Overrides the unit to activate on boot. This may be used to temporarily boot into a different boot unit, for example or ( Defaults to )
Takes a boolean argument. If true systemd dumps core when it crashes. Otherwise no core dump is created. ( Defaults to true )
Takes a boolean argument. If true systemd spawns a shell when it crashes. Otherwise no core dump is created. Defaults to false, for security reasons, as the shell is not protected by any password authentication.
Takes an integer argument. If positive systemd activates the specified virtual terminal when it crashes. ( Defaults to -1 )
Takes a boolean argument. If true asks for confirmation when spawning processes. ( Defaults to false )
Takes a boolean argument. If true shows terse service status updates on the console during bootup. ( Defaults to true )
Takes a boolean argument. If true output of SysV init scripts will be directed to the console. ( Defaults to true, unless quiet is passed as kernel command line option in which case it defaults to false. )
Set log target. Argument must be one of console, syslog, kmsg, syslog-or-kmsg, null.
Set log level. As argument this accepts a numerical log level or the well-known syslog symbolic names (lowercase): emerg, alert, crit, err, warning, notice, info, debug.
Highlight important log messages. Argument is a boolean value.

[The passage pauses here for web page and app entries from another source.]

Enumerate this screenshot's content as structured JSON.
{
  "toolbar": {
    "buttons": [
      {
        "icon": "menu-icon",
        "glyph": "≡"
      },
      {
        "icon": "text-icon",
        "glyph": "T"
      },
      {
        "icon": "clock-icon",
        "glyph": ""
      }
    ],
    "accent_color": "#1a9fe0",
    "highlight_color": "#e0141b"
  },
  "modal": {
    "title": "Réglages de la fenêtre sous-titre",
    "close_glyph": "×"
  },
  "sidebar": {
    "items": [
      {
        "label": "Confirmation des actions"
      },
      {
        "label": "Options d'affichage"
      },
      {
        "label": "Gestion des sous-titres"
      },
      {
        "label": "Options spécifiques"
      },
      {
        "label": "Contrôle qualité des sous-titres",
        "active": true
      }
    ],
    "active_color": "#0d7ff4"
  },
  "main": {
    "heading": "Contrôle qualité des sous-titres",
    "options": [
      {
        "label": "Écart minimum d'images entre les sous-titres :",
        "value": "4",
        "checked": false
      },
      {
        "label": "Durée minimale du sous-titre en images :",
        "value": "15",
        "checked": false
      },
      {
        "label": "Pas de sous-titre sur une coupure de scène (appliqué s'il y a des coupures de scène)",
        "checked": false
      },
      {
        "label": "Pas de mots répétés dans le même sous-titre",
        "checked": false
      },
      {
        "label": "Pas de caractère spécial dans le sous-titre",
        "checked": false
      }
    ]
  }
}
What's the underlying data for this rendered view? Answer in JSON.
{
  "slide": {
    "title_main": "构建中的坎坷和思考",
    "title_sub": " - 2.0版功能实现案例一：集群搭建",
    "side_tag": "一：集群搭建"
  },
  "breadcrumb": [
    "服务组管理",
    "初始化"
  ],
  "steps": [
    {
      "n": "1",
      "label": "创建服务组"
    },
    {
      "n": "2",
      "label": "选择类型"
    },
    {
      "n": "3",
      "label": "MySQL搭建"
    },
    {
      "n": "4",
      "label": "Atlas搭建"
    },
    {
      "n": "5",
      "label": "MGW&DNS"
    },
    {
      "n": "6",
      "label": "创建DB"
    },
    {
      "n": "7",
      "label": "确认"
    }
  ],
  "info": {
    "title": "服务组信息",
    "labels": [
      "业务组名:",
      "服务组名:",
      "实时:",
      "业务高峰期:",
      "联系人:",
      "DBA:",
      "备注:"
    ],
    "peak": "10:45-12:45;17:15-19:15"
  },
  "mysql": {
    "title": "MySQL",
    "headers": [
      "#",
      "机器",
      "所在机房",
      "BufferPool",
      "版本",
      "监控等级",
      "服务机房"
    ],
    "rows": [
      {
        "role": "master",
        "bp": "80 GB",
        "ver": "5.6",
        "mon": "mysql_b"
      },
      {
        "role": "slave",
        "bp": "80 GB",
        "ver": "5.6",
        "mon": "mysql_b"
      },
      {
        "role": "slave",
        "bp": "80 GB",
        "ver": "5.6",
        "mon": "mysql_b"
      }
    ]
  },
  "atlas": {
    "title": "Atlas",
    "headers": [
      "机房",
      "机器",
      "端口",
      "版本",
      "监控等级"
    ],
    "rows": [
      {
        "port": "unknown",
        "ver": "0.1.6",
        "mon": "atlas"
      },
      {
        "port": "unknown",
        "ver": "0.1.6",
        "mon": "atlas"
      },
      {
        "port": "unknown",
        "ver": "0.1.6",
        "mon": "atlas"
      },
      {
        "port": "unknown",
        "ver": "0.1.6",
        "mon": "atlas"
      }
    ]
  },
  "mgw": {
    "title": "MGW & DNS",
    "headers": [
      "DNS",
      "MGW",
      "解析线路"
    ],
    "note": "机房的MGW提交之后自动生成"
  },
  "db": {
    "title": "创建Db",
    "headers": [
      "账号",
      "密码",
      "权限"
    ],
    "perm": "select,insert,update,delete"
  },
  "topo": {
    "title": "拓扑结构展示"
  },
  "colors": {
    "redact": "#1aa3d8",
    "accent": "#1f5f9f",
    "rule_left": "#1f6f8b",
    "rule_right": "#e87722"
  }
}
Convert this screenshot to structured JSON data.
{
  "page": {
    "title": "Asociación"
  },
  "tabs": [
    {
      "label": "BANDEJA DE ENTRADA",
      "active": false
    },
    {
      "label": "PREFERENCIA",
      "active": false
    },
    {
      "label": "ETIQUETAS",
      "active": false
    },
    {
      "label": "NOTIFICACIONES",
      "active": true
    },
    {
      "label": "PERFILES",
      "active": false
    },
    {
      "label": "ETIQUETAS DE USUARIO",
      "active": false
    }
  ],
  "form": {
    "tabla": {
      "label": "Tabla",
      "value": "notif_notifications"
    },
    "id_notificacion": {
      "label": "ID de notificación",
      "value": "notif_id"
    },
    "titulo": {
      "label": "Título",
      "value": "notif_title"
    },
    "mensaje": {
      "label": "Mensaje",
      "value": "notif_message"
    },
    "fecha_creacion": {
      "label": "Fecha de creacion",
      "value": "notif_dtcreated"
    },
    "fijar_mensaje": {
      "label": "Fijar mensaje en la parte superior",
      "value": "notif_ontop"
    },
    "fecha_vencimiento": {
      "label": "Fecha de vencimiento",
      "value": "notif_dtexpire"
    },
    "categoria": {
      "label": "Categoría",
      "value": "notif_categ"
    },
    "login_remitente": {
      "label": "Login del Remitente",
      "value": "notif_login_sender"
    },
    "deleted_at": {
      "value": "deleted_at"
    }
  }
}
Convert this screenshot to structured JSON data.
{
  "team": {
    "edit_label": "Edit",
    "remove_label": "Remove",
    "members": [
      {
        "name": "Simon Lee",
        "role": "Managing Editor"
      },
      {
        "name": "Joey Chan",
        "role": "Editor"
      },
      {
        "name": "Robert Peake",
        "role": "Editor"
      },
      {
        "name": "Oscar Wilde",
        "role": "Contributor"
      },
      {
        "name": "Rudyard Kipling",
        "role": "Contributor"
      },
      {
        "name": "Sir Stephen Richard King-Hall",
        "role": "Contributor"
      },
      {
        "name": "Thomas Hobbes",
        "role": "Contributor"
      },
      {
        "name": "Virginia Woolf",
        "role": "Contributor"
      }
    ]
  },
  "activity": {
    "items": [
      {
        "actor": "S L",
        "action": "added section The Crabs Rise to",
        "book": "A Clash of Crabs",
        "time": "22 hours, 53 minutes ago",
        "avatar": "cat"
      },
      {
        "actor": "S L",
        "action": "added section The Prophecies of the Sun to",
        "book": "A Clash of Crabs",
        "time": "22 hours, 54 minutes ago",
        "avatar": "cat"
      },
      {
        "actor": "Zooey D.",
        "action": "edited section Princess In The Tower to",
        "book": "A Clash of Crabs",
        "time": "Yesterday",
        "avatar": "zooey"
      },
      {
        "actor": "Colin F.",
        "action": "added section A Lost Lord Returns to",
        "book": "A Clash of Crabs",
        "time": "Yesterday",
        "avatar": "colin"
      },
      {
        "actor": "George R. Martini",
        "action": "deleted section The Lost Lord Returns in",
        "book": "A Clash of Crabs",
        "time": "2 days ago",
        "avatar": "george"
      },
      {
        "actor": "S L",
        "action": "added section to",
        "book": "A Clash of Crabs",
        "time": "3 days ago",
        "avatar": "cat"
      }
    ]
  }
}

If the argument is omitted it defaults to true.
Include code location in log messages. This is mostly relevant for debugging purposes. Argument is a boolean value. If the argument is omitted it defaults to true.